**Exercise instructions**
Copy out each line of the data that holds the word "icon".

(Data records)
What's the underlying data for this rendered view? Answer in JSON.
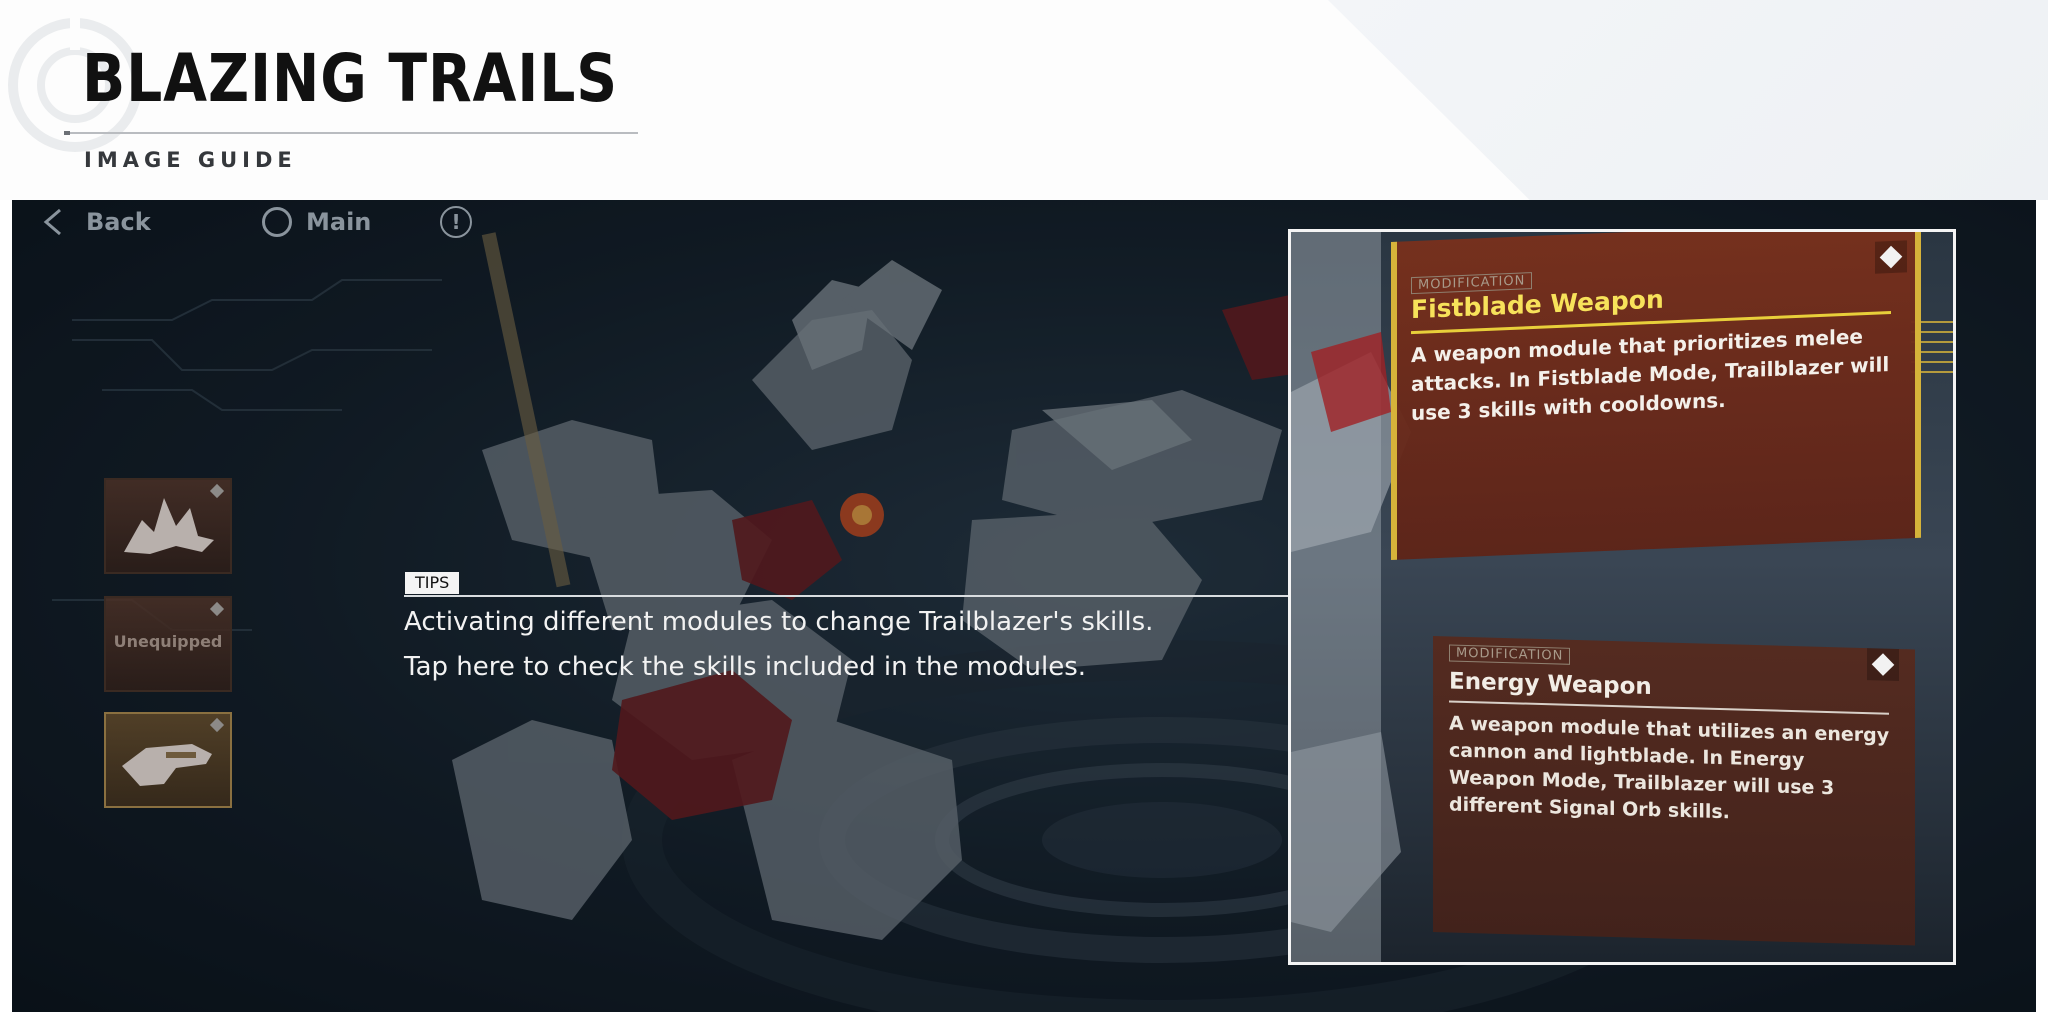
{
  "header": {
    "title": "BLAZING TRAILS",
    "subtitle": "IMAGE GUIDE"
  },
  "nav": {
    "back_label": "Back",
    "main_label": "Main",
    "info_glyph": "!"
  },
  "slots": [
    {
      "label": "",
      "icon": "fistblade-module-icon",
      "active": false
    },
    {
      "label": "Unequipped",
      "icon": "",
      "active": false
    },
    {
      "label": "",
      "icon": "energy-weapon-module-icon",
      "active": true
    }
  ],
  "tips": {
    "tag": "TIPS",
    "line1": "Activating different modules to change Trailblazer's skills.",
    "line2": "Tap here to check the skills included in the modules."
  },
  "cards": {
    "fistblade": {
      "tag": "MODIFICATION",
      "title": "Fistblade Weapon",
      "desc": "A weapon module that prioritizes melee attacks. In Fistblade Mode, Trailblazer will use 3 skills with cooldowns."
    },
    "energy": {
      "tag": "MODIFICATION",
      "title": "Energy Weapon",
      "desc": "A weapon module that utilizes an energy cannon and lightblade. In Energy Weapon Mode, Trailblazer will use 3 different Signal Orb skills."
    }
  },
  "colors": {
    "accent_gold": "#e8cf3a",
    "card_red": "#782e1c",
    "frame_border": "#f4f4f4"
  }
}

**Response**
      "icon": "fistblade-module-icon",
      "icon": "",
      "icon": "energy-weapon-module-icon",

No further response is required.